We’ve all seen the TV shows featuring a harried father rushing his wife to the hospital only to be told what she thought was labor, was just a false alarm. So how do you know for sure?
First of all, it’s important to note that what TV calls a false alarm is often just early labor. Early labor can go on for DAYS. During this time, you’ll experience mild, irregular contractions that may feel indistinguishable from the Braxton Hicks contractions you’ve grown accustomed to having. It is often women in this stage that go the hospital only to be told to return home. It isn’t exactly that they aren’t in labor at all, but rather that there is a very long way to go until they’ll be giving birth.
Over time, the contractions get more regular, coming closer and closer together, lasting longer, and becoming more difficult to manage. This can happen slowly, or it can happen quickly. The trick is getting to the hospital at the right time. Common advice is to notify your doctor when your contractions are strong (a euphemism for painful) and coming every four to five minutes.
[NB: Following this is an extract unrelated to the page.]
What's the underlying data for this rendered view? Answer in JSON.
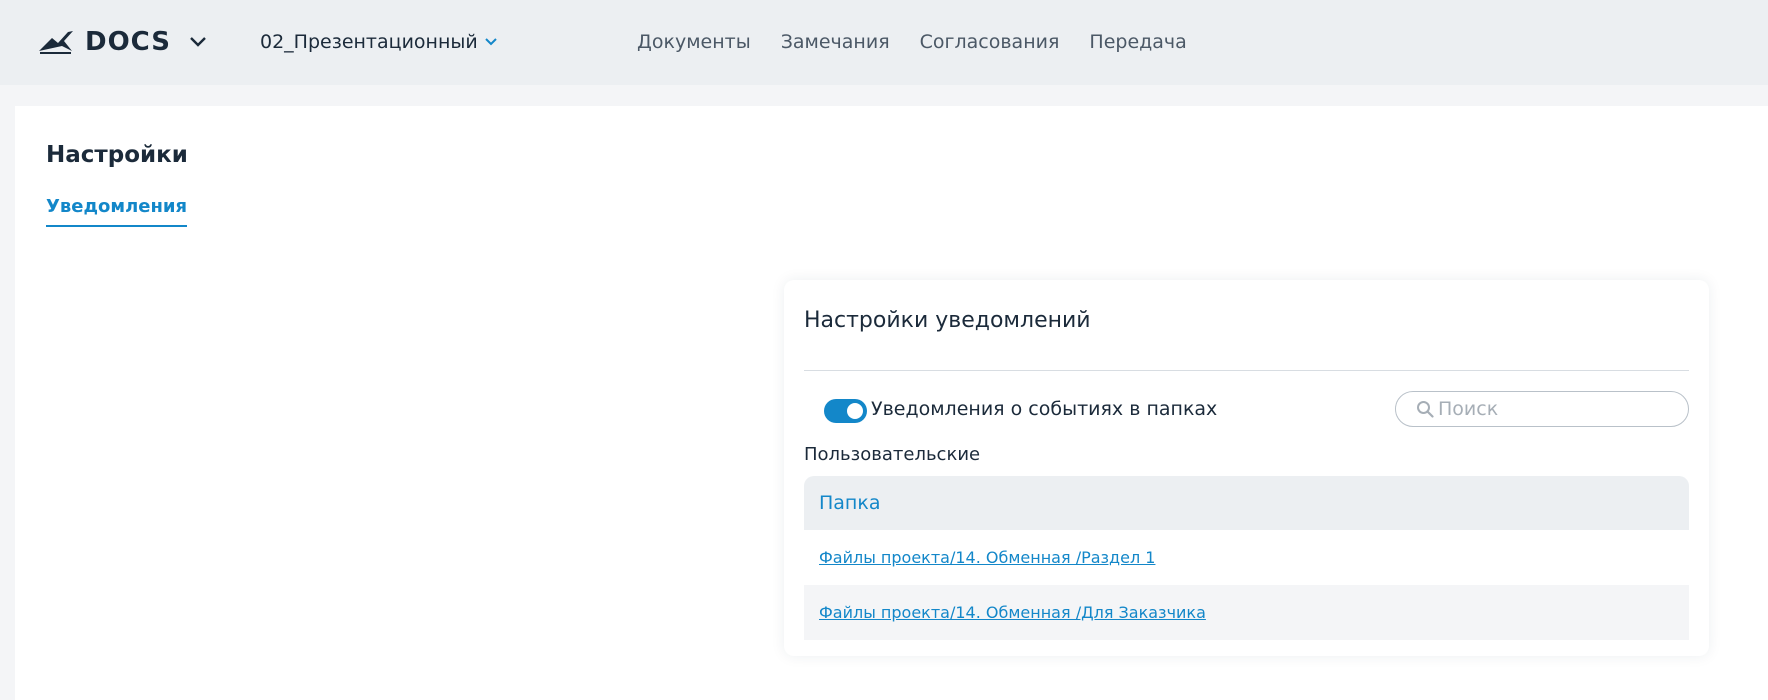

If your water breaks (which usually occurs later in labor) you should notify your doctor immediately regardless of your contractions.
I hope that helps, please post any questions you might have!